BEGIN SUPPLIED MATERIAL

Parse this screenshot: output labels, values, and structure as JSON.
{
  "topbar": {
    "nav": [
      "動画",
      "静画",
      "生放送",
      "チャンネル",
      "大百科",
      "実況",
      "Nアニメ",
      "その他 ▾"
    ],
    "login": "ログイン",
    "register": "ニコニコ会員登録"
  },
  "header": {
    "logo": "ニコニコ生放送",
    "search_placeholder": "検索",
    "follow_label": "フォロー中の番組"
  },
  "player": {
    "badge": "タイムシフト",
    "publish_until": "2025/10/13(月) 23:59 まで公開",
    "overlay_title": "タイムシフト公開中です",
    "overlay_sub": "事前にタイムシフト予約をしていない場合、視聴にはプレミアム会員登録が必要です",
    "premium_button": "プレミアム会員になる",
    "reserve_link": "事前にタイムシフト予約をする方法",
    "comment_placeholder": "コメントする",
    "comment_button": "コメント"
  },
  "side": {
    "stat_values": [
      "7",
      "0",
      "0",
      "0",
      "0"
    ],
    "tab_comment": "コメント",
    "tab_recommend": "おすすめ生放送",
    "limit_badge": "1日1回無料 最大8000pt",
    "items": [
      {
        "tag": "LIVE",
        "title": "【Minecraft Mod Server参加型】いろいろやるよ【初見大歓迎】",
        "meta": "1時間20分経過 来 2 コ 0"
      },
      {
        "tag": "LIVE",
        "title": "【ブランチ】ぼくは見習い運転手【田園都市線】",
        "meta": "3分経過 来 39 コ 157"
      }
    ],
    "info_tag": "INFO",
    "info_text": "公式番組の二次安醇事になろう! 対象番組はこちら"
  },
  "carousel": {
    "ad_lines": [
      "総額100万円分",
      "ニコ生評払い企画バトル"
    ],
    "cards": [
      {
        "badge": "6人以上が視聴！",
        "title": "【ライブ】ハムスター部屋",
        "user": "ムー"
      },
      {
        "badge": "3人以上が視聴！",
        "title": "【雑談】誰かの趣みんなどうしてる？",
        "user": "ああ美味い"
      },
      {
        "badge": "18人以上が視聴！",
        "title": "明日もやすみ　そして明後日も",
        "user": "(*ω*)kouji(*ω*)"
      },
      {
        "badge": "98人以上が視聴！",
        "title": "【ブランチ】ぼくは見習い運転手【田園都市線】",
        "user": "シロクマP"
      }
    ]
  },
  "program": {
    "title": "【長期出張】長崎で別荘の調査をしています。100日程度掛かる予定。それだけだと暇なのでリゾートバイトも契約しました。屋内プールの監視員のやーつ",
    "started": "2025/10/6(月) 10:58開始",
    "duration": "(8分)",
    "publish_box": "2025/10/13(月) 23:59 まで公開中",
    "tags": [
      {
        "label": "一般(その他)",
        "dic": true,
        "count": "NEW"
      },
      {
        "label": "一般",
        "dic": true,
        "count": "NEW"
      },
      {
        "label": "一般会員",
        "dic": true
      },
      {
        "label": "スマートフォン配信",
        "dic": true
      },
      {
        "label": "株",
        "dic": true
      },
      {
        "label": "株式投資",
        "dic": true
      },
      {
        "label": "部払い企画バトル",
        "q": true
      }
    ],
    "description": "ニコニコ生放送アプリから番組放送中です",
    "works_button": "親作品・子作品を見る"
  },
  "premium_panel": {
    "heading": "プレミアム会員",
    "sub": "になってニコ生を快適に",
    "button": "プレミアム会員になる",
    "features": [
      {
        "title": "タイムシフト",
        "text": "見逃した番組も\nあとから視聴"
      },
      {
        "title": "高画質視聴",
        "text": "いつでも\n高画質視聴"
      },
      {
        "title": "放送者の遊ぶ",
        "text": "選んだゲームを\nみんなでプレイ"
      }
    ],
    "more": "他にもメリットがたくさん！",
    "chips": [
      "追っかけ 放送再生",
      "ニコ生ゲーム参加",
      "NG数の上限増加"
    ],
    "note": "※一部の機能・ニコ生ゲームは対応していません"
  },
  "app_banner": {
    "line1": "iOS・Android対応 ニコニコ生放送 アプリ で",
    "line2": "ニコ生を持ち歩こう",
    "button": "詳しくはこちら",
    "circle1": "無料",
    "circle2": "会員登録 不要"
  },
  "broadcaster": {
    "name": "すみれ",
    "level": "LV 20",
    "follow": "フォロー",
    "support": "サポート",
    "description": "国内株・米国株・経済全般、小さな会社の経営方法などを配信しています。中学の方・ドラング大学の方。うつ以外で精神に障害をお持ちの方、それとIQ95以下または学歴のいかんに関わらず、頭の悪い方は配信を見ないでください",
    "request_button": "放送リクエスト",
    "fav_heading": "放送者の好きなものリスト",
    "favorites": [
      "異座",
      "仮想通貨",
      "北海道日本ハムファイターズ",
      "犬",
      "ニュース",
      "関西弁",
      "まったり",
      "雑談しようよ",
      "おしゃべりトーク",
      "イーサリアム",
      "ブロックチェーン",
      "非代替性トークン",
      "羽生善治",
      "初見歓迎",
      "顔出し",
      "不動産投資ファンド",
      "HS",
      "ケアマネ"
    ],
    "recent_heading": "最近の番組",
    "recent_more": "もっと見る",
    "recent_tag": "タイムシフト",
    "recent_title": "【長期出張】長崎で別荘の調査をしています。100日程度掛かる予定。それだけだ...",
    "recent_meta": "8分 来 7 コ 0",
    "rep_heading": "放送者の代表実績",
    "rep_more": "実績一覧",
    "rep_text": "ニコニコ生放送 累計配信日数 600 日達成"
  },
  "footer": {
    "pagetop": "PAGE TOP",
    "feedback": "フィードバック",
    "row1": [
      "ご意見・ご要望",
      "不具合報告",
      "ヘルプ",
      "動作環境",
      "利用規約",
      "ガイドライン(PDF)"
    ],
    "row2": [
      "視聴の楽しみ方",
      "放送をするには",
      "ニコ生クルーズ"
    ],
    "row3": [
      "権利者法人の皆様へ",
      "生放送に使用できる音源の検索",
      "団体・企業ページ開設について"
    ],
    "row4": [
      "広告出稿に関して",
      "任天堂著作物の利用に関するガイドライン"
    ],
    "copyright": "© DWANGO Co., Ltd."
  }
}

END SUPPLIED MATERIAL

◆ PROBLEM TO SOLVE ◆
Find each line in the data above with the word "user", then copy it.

◆ RESULT FOR THIS TASK ◆
        "user": "ムー"
        "user": "ああ美味い"
        "user": "(*ω*)kouji(*ω*)"
        "user": "シロクマP"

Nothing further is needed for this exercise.